The biggest challenge of drawing 100 people in 5 days was finding the time to do it, which I did by not being too fussy. Most of my 100 people are done in ink because its permanency saves me from the kind of perfectionism that pencil and erasure brings out in me. I did add some minimal context to most of the sketches, even though it takes longer, because the context helps tell the story of what I was seeing.
My biggest learning was realizing that I can see and draw shapes now in addition to drawing lines. For instance, instead of drawing a line showing a profile, I draw a head shape that includes the profile, instead of the edge of someone’s shoulder, I draw a shirt shape and so on. This is a big step forward for me and is helpful for capturing movement, gestures and posture.

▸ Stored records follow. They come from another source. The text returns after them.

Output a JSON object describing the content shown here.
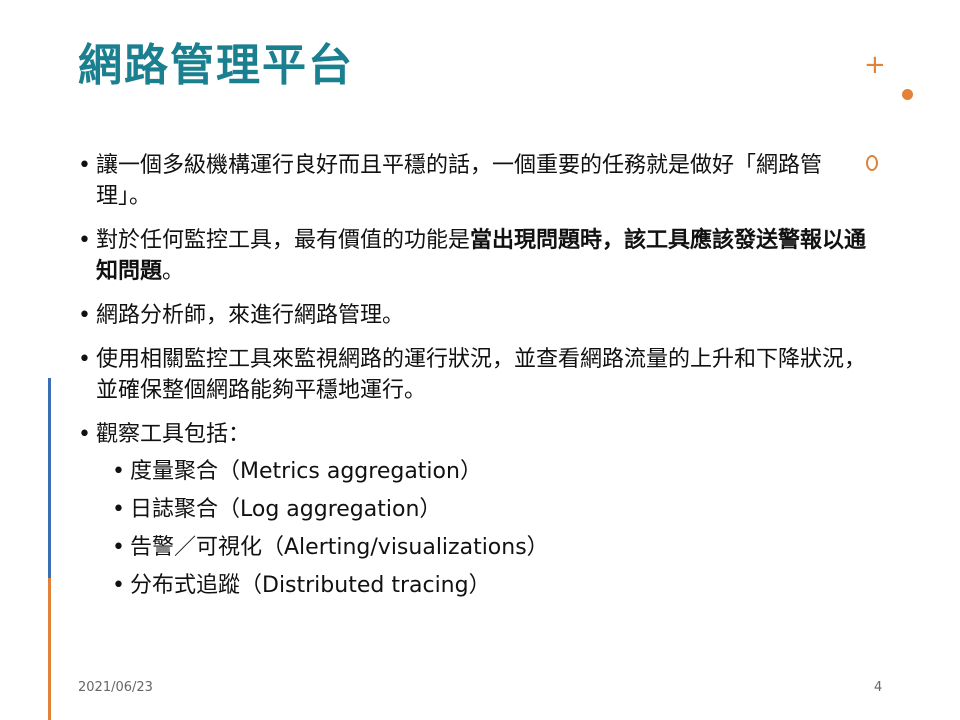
{
  "title": "網路管理平台",
  "bullets": [
    {
      "text": "讓一個多級機構運行良好而且平穩的話，一個重要的任務就是做好「網路管理」。"
    },
    {
      "text_normal": "對於任何監控工具，最有價值的功能是",
      "text_bold": "當出現問題時，該工具應該發送警報以通知問題",
      "text_tail": "。"
    },
    {
      "text": "網路分析師，來進行網路管理。"
    },
    {
      "text": "使用相關監控工具來監視網路的運行狀況，並查看網路流量的上升和下降狀況，並確保整個網路能夠平穩地運行。"
    },
    {
      "text": "觀察工具包括："
    }
  ],
  "sub_bullets": [
    "度量聚合（Metrics aggregation）",
    "日誌聚合（Log aggregation）",
    "告警／可視化（Alerting/visualizations）",
    "分布式追蹤（Distributed tracing）"
  ],
  "footer": {
    "date": "2021/06/23",
    "page_number": "4"
  },
  "colors": {
    "title": "#1a7f8f",
    "accent_orange": "#e0823a",
    "accent_blue": "#3b6fb5"
  }
}
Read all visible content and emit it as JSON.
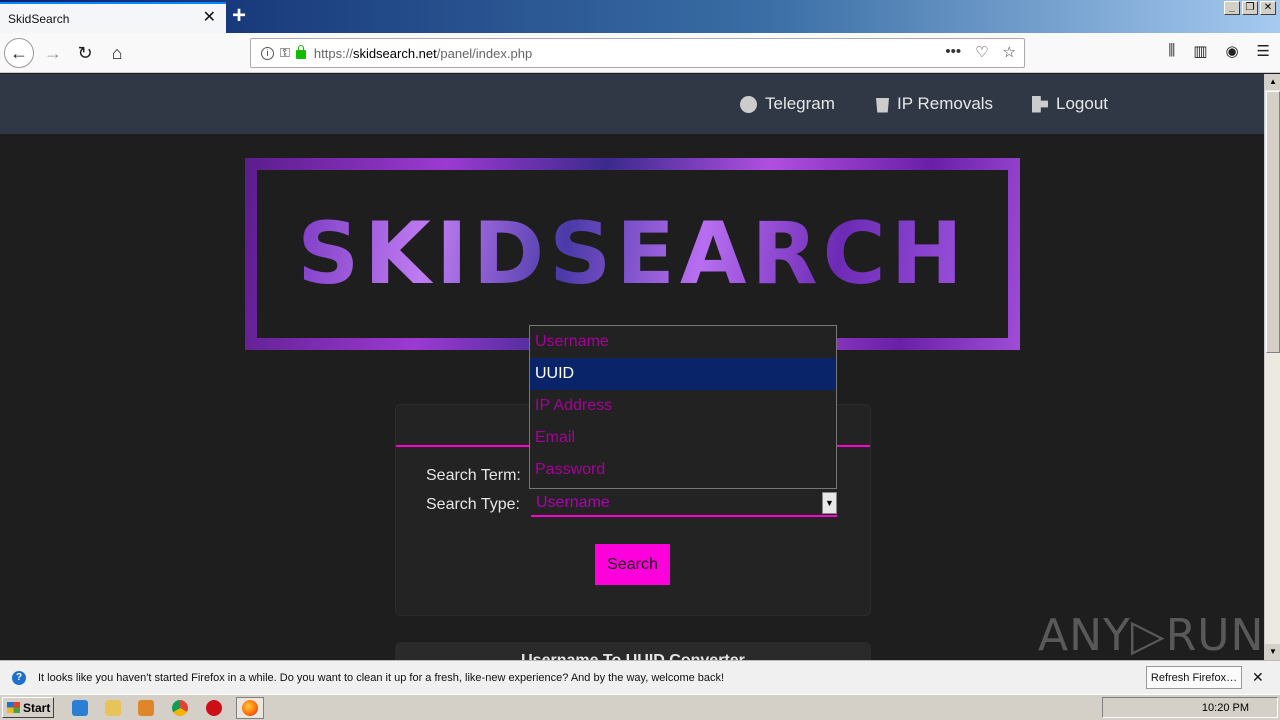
{
  "browser": {
    "tab_title": "SkidSearch",
    "tab_close": "✕",
    "new_tab": "+",
    "url_prefix": "https://",
    "url_host": "skidsearch.net",
    "url_path": "/panel/index.php",
    "page_actions": "•••"
  },
  "nav": {
    "telegram": "Telegram",
    "ip_removals": "IP Removals",
    "logout": "Logout"
  },
  "banner": {
    "title": "SKIDSEARCH"
  },
  "form": {
    "search_term_label": "Search Term:",
    "search_type_label": "Search Type:",
    "search_type_value": "Username",
    "search_button": "Search"
  },
  "dropdown": {
    "options": [
      "Username",
      "UUID",
      "IP Address",
      "Email",
      "Password"
    ],
    "highlighted": "UUID"
  },
  "converter": {
    "title": "Username To UUID Converter"
  },
  "watermark": "ANY▷RUN",
  "notification": {
    "text": "It looks like you haven't started Firefox in a while. Do you want to clean it up for a fresh, like-new experience? And by the way, welcome back!",
    "button": "Refresh Firefox…",
    "close": "✕"
  },
  "taskbar": {
    "start": "Start",
    "time": "10:20 PM"
  },
  "colors": {
    "accent": "#ff00cc",
    "nav_bg": "#303846",
    "page_bg": "#1e1e1e",
    "option_text": "#a8009a",
    "highlight": "#0a246a"
  }
}
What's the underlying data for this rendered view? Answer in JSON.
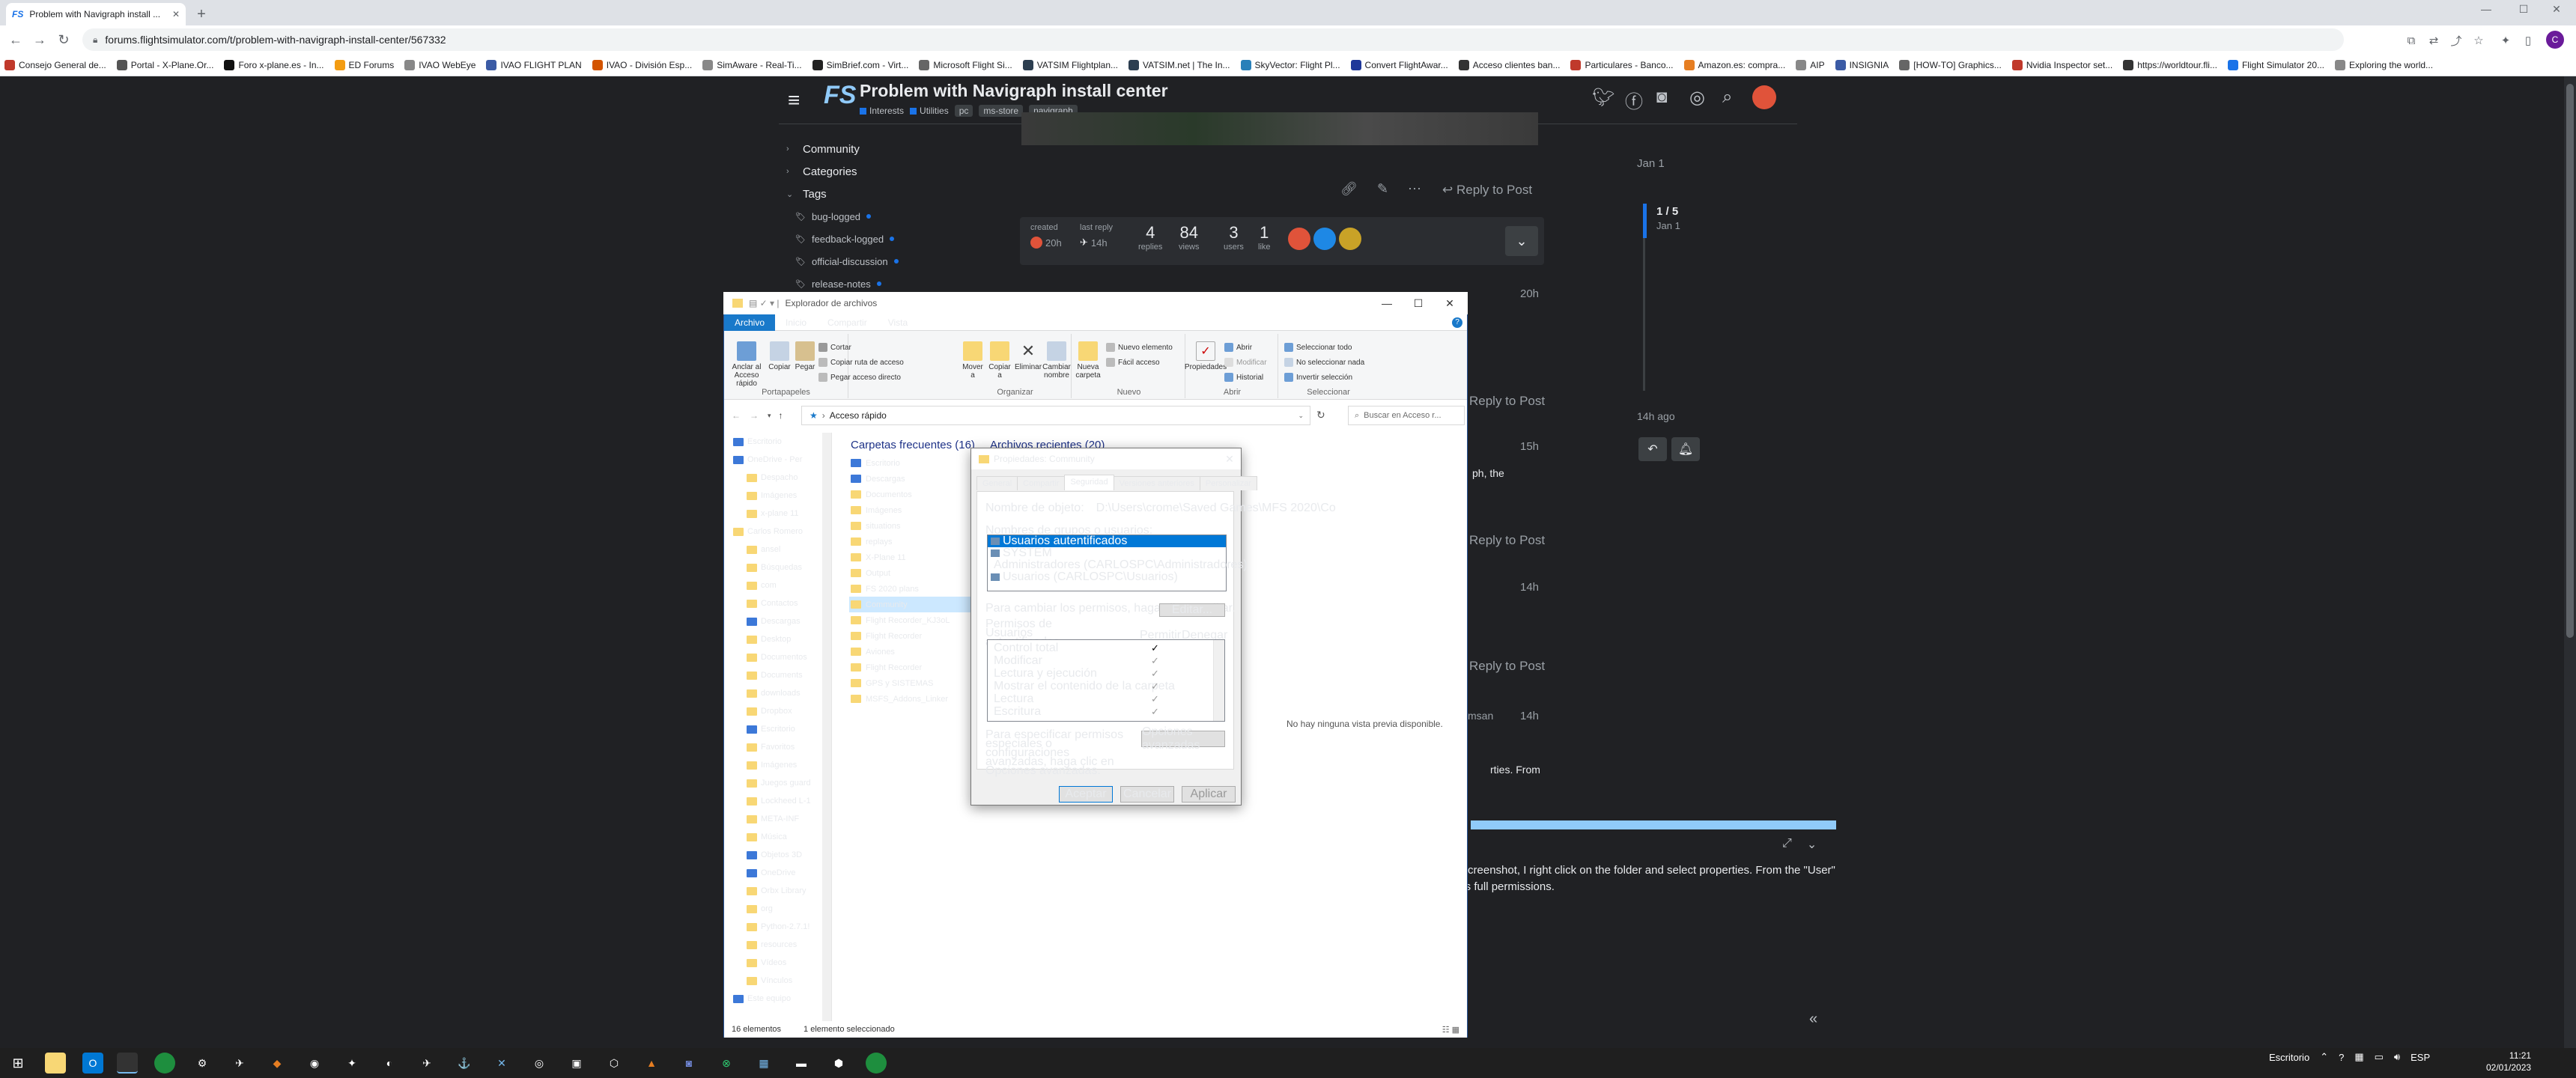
{
  "browser": {
    "tab_title": "Problem with Navigraph install ...",
    "url": "forums.flightsimulator.com/t/problem-with-navigraph-install-center/567332",
    "bookmarks": [
      {
        "label": "Consejo General de...",
        "color": "#c0392b"
      },
      {
        "label": "Portal - X-Plane.Or...",
        "color": "#555555"
      },
      {
        "label": "Foro x-plane.es - In...",
        "color": "#111111"
      },
      {
        "label": "ED Forums",
        "color": "#f39c12"
      },
      {
        "label": "IVAO WebEye",
        "color": "#888888"
      },
      {
        "label": "IVAO FLIGHT PLAN",
        "color": "#3b5ba5"
      },
      {
        "label": "IVAO - División Esp...",
        "color": "#d35400"
      },
      {
        "label": "SimAware - Real-Ti...",
        "color": "#888888"
      },
      {
        "label": "SimBrief.com - Virt...",
        "color": "#222222"
      },
      {
        "label": "Microsoft Flight Si...",
        "color": "#666666"
      },
      {
        "label": "VATSIM Flightplan...",
        "color": "#2c3e50"
      },
      {
        "label": "VATSIM.net | The In...",
        "color": "#2c3e50"
      },
      {
        "label": "SkyVector: Flight Pl...",
        "color": "#2980b9"
      },
      {
        "label": "Convert FlightAwar...",
        "color": "#1e3799"
      },
      {
        "label": "Acceso clientes ban...",
        "color": "#333333"
      },
      {
        "label": "Particulares - Banco...",
        "color": "#c0392b"
      },
      {
        "label": "Amazon.es: compra...",
        "color": "#e67e22"
      },
      {
        "label": "AIP",
        "color": "#888888"
      },
      {
        "label": "INSIGNIA",
        "color": "#3b5ba5"
      },
      {
        "label": "[HOW-TO] Graphics...",
        "color": "#666666"
      },
      {
        "label": "Nvidia Inspector set...",
        "color": "#c0392b"
      },
      {
        "label": "https://worldtour.fli...",
        "color": "#333333"
      },
      {
        "label": "Flight Simulator 20...",
        "color": "#1a73e8"
      },
      {
        "label": "Exploring the world...",
        "color": "#888888"
      }
    ],
    "avatar_letter": "C"
  },
  "forum": {
    "title": "Problem with Navigraph install center",
    "categories": [
      {
        "label": "Interests",
        "color": "#1a73e8"
      },
      {
        "label": "Utilities",
        "color": "#1a73e8"
      }
    ],
    "tags": [
      "pc",
      "ms-store",
      "navigraph"
    ],
    "sidebar": [
      "Community",
      "Categories",
      "Tags"
    ],
    "sidebar_tags": [
      "bug-logged",
      "feedback-logged",
      "official-discussion",
      "release-notes"
    ],
    "reply_label": "Reply to Post",
    "topic_map": {
      "created_label": "created",
      "created_time": "20h",
      "last_reply_label": "last reply",
      "last_reply_time": "14h",
      "replies": "4",
      "replies_label": "replies",
      "views": "84",
      "views_label": "views",
      "users": "3",
      "users_label": "users",
      "likes": "1",
      "likes_label": "like"
    },
    "post_times": [
      "20h",
      "15h",
      "14h",
      "14h"
    ],
    "partial_text_1": "ph, the",
    "partial_text_2": "rties. From",
    "author_partial": "msan",
    "timeline": {
      "top_date": "Jan 1",
      "count": "1 / 5",
      "date": "Jan 1",
      "ago": "14h ago"
    },
    "composer_text": "e screenshot, I right click on the folder and select properties. From the \"User\" has full permissions."
  },
  "explorer": {
    "title": "Explorador de archivos",
    "menu": [
      "Archivo",
      "Inicio",
      "Compartir",
      "Vista"
    ],
    "ribbon": {
      "portapapeles": {
        "label": "Portapapeles",
        "pin": "Anclar al Acceso rápido",
        "copy": "Copiar",
        "paste": "Pegar",
        "cut": "Cortar",
        "copy_path": "Copiar ruta de acceso",
        "paste_shortcut": "Pegar acceso directo"
      },
      "organizar": {
        "label": "Organizar",
        "move": "Mover a",
        "copy_to": "Copiar a",
        "delete": "Eliminar",
        "rename": "Cambiar nombre"
      },
      "nuevo": {
        "label": "Nuevo",
        "new_folder": "Nueva carpeta",
        "new_item": "Nuevo elemento",
        "easy_access": "Fácil acceso"
      },
      "abrir": {
        "label": "Abrir",
        "properties": "Propiedades",
        "open": "Abrir",
        "edit": "Modificar",
        "history": "Historial"
      },
      "seleccionar": {
        "label": "Seleccionar",
        "all": "Seleccionar todo",
        "none": "No seleccionar nada",
        "invert": "Invertir selección"
      }
    },
    "path": "Acceso rápido",
    "search_placeholder": "Buscar en Acceso r...",
    "tree": [
      {
        "label": "Escritorio",
        "blue": true,
        "level": 1
      },
      {
        "label": "OneDrive - Per",
        "blue": true,
        "level": 1
      },
      {
        "label": "Despacho",
        "level": 2
      },
      {
        "label": "Imágenes",
        "level": 2
      },
      {
        "label": "x-plane 11",
        "level": 2
      },
      {
        "label": "Carlos Romero",
        "level": 1
      },
      {
        "label": "ansel",
        "level": 2
      },
      {
        "label": "Búsquedas",
        "level": 2
      },
      {
        "label": "com",
        "level": 2
      },
      {
        "label": "Contactos",
        "level": 2
      },
      {
        "label": "Descargas",
        "blue": true,
        "level": 2
      },
      {
        "label": "Desktop",
        "level": 2
      },
      {
        "label": "Documentos",
        "level": 2
      },
      {
        "label": "Documents",
        "level": 2
      },
      {
        "label": "downloads",
        "level": 2
      },
      {
        "label": "Dropbox",
        "level": 2
      },
      {
        "label": "Escritorio",
        "blue": true,
        "level": 2
      },
      {
        "label": "Favoritos",
        "level": 2
      },
      {
        "label": "Imágenes",
        "level": 2
      },
      {
        "label": "Juegos guard",
        "level": 2
      },
      {
        "label": "Lockheed L-1",
        "level": 2
      },
      {
        "label": "META-INF",
        "level": 2
      },
      {
        "label": "Música",
        "level": 2
      },
      {
        "label": "Objetos 3D",
        "blue": true,
        "level": 2
      },
      {
        "label": "OneDrive",
        "blue": true,
        "level": 2
      },
      {
        "label": "Orbx Library",
        "level": 2
      },
      {
        "label": "org",
        "level": 2
      },
      {
        "label": "Python-2.7.1!",
        "level": 2
      },
      {
        "label": "resources",
        "level": 2
      },
      {
        "label": "Vídeos",
        "level": 2
      },
      {
        "label": "Vínculos",
        "level": 2
      },
      {
        "label": "Este equipo",
        "blue": true,
        "level": 1
      }
    ],
    "frequent_header": "Carpetas frecuentes (16)",
    "recent_header": "Archivos recientes (20)",
    "frequent": [
      {
        "label": "Escritorio",
        "blue": true
      },
      {
        "label": "Descargas",
        "blue": true
      },
      {
        "label": "Documentos"
      },
      {
        "label": "Imágenes"
      },
      {
        "label": "situations"
      },
      {
        "label": "replays"
      },
      {
        "label": "X-Plane 11"
      },
      {
        "label": "Output"
      },
      {
        "label": "FS 2020 plans"
      },
      {
        "label": "Community",
        "selected": true
      },
      {
        "label": "Flight Recorder_KJ3oL"
      },
      {
        "label": "Flight Recorder"
      },
      {
        "label": "Aviones"
      },
      {
        "label": "Flight Recorder"
      },
      {
        "label": "GPS y SISTEMAS"
      },
      {
        "label": "MSFS_Addons_Linker"
      }
    ],
    "preview_text": "No hay ninguna vista previa disponible.",
    "status_items": "16 elementos",
    "status_selected": "1 elemento seleccionado"
  },
  "dialog": {
    "title": "Propiedades: Community",
    "tabs": [
      "General",
      "Compartir",
      "Seguridad",
      "Versiones anteriores",
      "Personalizar"
    ],
    "active_tab": "Seguridad",
    "object_label": "Nombre de objeto:",
    "object_value": "D:\\Users\\crome\\Saved Games\\MFS 2020\\Co",
    "groups_label": "Nombres de grupos o usuarios:",
    "groups": [
      "Usuarios autentificados",
      "SYSTEM",
      "Administradores (CARLOSPC\\Administradores)",
      "Usuarios (CARLOSPC\\Usuarios)"
    ],
    "edit_text": "Para cambiar los permisos, haga clic en Editar.",
    "edit_button": "Editar...",
    "perm_label": "Permisos de Usuarios autentificados",
    "allow_label": "Permitir",
    "deny_label": "Denegar",
    "permissions": [
      {
        "name": "Control total",
        "allow": true
      },
      {
        "name": "Modificar",
        "allow": "grey"
      },
      {
        "name": "Lectura y ejecución",
        "allow": "grey"
      },
      {
        "name": "Mostrar el contenido de la carpeta",
        "allow": "grey"
      },
      {
        "name": "Lectura",
        "allow": "grey"
      },
      {
        "name": "Escritura",
        "allow": "grey"
      }
    ],
    "special_text": "Para especificar permisos especiales o configuraciones avanzadas, haga clic en Opciones avanzadas.",
    "advanced_button": "Opciones avanzadas",
    "ok": "Aceptar",
    "cancel": "Cancelar",
    "apply": "Aplicar"
  },
  "taskbar": {
    "tray_label": "Escritorio",
    "lang": "ESP",
    "time": "11:21",
    "date": "02/01/2023"
  }
}
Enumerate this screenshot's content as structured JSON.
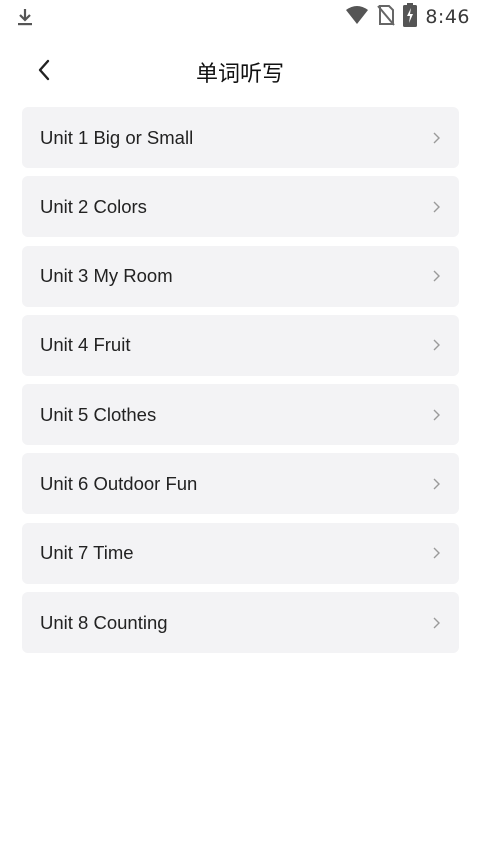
{
  "status_bar": {
    "time": "8:46",
    "icons": [
      "download-icon",
      "wifi-icon",
      "no-sim-icon",
      "battery-charging-icon"
    ]
  },
  "header": {
    "title": "单词听写",
    "back_icon": "back-chevron-icon"
  },
  "units": [
    {
      "label": "Unit 1 Big or Small"
    },
    {
      "label": "Unit 2 Colors"
    },
    {
      "label": "Unit 3 My Room"
    },
    {
      "label": "Unit 4 Fruit"
    },
    {
      "label": "Unit 5 Clothes"
    },
    {
      "label": "Unit 6 Outdoor Fun"
    },
    {
      "label": "Unit 7 Time"
    },
    {
      "label": "Unit 8 Counting"
    }
  ],
  "colors": {
    "card_bg": "#f3f3f5",
    "text": "#222222",
    "chevron": "#9a9a9a"
  }
}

There is so much inspiring art from the other participants. If you do a search using the hash tag #OneWeek100People2017 you can see some awesome work in a wide variety of media, including paint, markers, and charcoal. Seeing these examples makes me think that learning to draw with paint and brush will be a good stretch goal for me.